** Opening INFORMATION SHOWN block **

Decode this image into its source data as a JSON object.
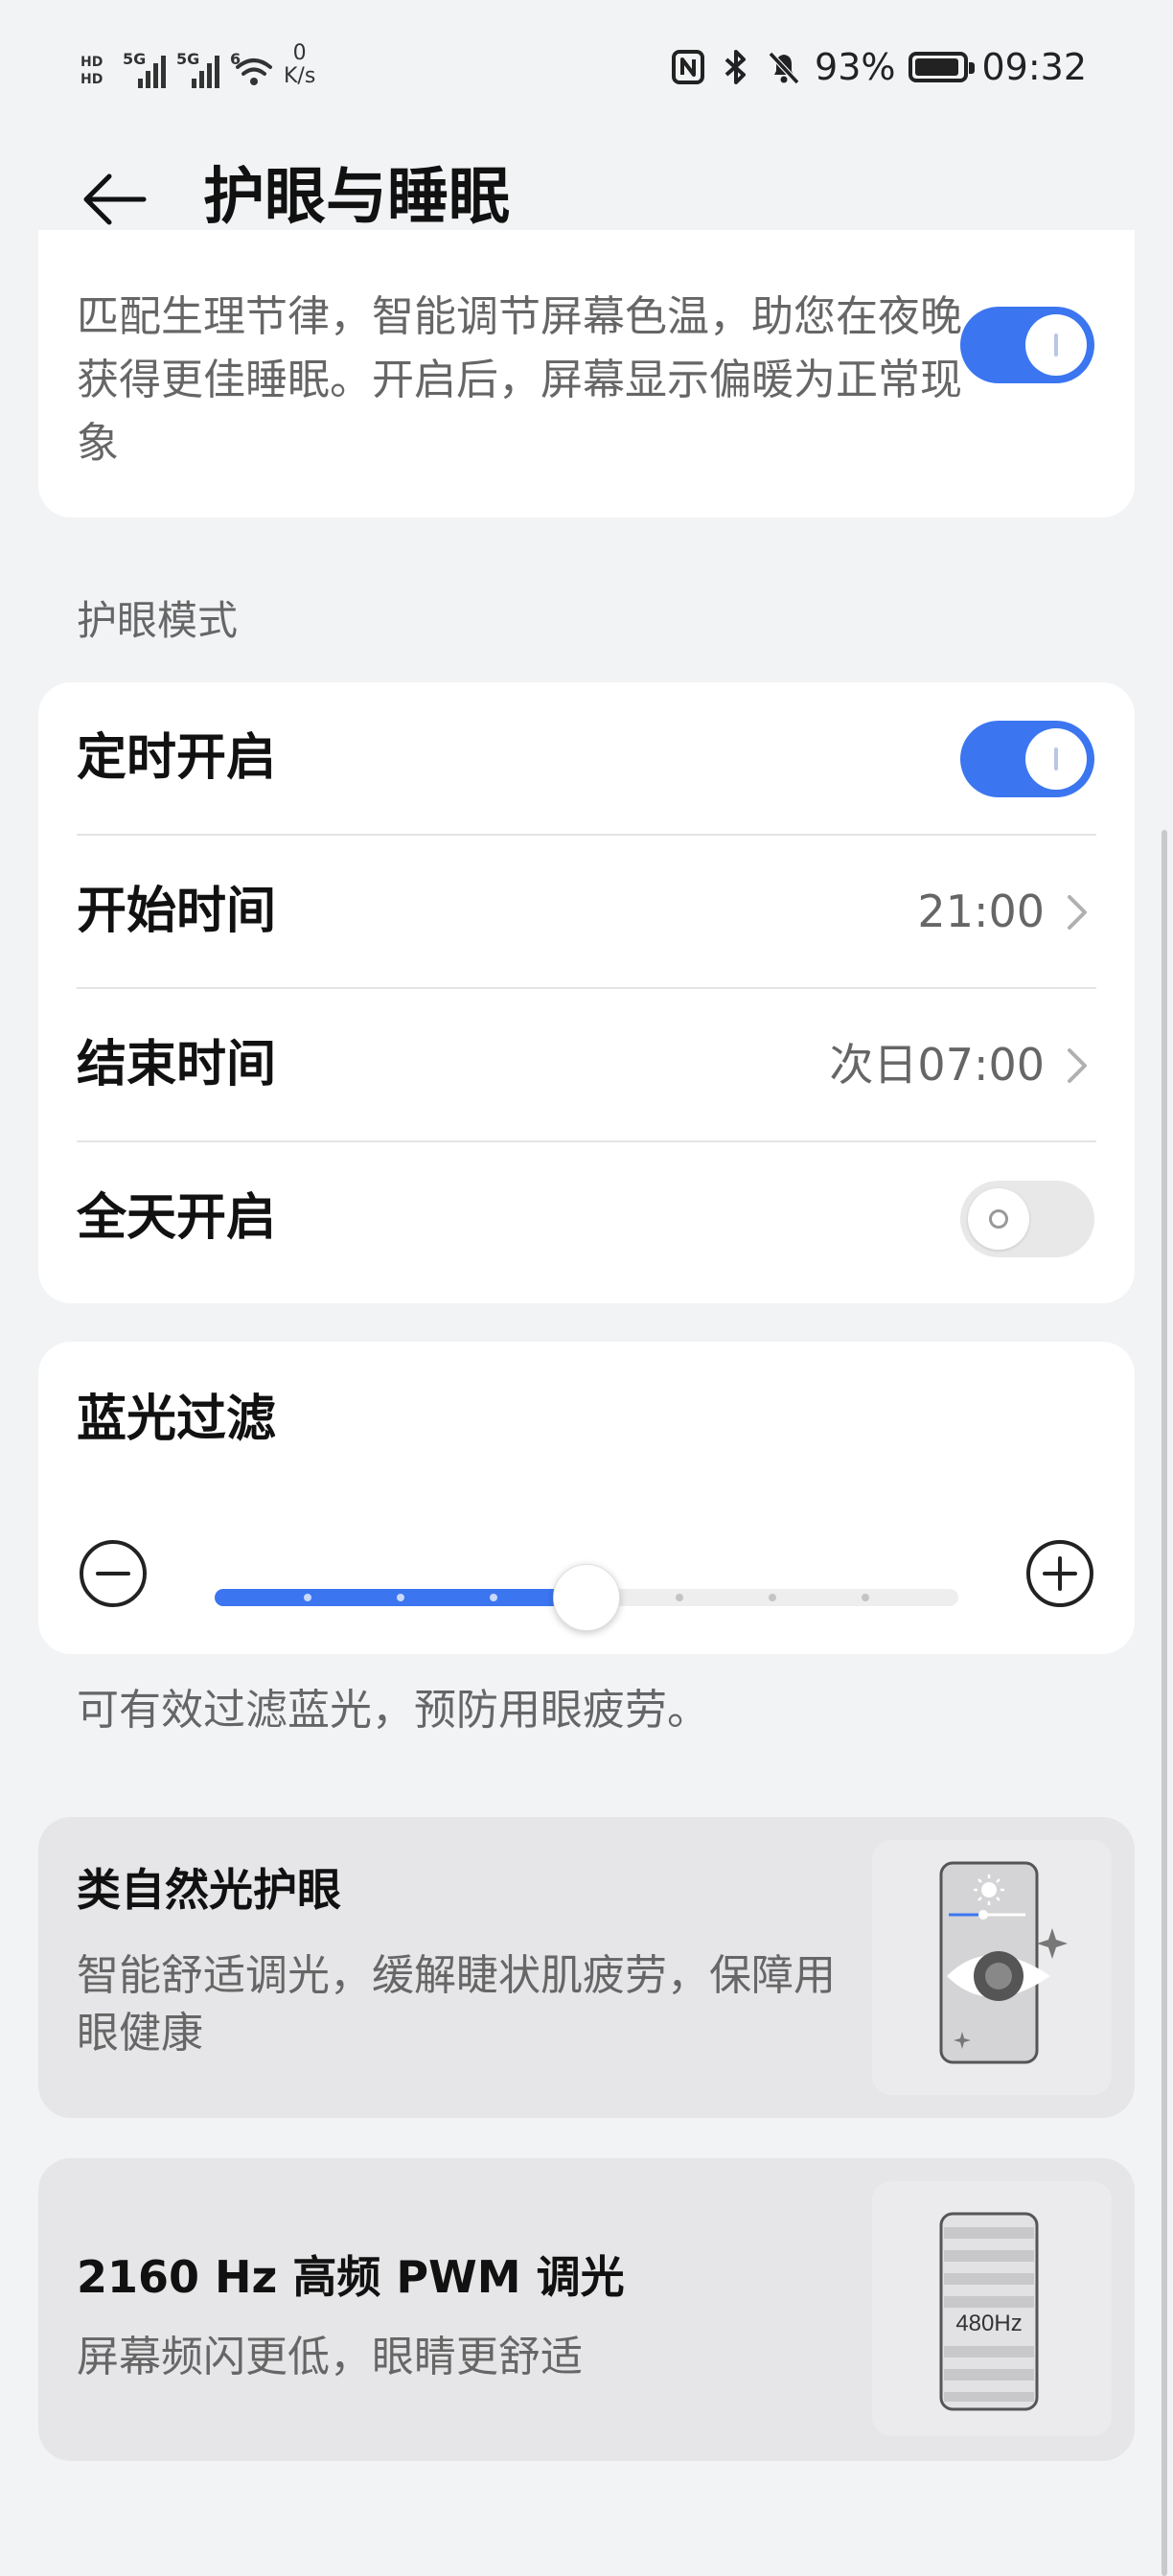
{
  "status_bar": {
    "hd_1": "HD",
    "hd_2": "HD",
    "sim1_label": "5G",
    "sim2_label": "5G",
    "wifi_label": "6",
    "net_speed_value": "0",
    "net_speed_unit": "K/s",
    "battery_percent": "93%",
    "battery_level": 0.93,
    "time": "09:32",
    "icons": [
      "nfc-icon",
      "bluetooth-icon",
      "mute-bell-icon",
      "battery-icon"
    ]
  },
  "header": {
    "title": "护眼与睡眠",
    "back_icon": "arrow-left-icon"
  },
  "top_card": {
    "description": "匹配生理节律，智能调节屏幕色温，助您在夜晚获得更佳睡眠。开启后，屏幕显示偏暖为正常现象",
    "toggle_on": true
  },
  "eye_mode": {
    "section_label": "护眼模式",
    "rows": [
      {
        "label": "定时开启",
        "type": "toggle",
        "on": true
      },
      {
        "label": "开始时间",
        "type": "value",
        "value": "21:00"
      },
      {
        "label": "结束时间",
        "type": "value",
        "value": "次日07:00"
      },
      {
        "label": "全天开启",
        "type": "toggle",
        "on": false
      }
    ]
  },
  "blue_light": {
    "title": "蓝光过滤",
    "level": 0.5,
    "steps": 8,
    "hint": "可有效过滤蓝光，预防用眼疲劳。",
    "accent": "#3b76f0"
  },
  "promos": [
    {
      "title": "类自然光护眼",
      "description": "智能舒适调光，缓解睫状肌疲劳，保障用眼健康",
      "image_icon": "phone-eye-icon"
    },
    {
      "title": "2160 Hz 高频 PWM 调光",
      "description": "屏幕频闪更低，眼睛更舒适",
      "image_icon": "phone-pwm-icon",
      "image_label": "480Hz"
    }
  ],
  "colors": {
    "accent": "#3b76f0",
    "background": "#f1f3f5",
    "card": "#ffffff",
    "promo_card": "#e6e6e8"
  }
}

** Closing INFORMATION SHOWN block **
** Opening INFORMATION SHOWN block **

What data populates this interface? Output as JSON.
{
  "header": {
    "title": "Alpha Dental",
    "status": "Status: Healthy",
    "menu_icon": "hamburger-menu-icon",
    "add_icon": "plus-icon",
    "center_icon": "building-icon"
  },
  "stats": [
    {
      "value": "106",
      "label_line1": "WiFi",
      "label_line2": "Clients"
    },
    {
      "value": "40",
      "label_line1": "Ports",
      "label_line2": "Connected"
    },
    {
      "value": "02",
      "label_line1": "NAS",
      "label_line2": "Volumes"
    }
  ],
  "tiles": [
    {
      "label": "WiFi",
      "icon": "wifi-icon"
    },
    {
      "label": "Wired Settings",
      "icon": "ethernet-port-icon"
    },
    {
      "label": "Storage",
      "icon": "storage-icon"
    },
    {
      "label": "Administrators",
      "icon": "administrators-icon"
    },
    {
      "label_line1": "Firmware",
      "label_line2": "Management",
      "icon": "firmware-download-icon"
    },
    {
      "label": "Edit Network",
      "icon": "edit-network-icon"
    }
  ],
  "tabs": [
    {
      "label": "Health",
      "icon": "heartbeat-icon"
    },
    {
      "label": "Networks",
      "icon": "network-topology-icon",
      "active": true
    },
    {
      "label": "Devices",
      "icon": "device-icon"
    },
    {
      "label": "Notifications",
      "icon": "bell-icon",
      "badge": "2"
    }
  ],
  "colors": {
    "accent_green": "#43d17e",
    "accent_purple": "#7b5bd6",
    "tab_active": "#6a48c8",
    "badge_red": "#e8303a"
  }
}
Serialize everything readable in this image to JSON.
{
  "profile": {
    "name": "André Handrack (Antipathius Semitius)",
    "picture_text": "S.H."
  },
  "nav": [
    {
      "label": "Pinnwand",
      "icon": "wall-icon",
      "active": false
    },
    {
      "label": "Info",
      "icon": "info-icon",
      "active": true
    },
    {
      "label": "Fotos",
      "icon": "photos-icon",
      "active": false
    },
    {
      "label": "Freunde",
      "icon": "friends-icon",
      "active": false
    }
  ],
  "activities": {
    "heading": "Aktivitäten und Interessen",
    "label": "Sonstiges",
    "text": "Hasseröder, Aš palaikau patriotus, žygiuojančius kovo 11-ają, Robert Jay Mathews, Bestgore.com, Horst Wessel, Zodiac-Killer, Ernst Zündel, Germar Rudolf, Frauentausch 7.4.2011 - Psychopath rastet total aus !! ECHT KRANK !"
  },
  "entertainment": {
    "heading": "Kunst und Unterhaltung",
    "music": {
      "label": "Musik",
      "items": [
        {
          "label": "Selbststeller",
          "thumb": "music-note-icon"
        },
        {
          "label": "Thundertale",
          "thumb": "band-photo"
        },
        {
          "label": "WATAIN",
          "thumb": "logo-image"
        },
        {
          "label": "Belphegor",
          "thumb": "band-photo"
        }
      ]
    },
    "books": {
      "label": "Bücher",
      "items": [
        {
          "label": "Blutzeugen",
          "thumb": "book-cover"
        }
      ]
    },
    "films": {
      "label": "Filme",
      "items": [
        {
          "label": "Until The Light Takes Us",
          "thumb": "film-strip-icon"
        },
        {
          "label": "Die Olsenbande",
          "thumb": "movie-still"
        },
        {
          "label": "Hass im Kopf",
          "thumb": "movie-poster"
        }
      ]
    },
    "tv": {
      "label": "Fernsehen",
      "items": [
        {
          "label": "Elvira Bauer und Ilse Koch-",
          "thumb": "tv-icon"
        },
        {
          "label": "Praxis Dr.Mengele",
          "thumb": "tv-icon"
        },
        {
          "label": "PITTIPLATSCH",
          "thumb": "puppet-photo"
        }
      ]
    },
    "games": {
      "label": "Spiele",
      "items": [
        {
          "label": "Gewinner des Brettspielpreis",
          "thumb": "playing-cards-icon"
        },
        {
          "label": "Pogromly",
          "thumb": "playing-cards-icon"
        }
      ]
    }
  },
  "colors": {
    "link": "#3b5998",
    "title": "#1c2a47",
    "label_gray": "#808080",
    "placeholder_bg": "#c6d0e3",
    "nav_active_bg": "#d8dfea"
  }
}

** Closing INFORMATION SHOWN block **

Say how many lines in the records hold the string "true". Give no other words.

4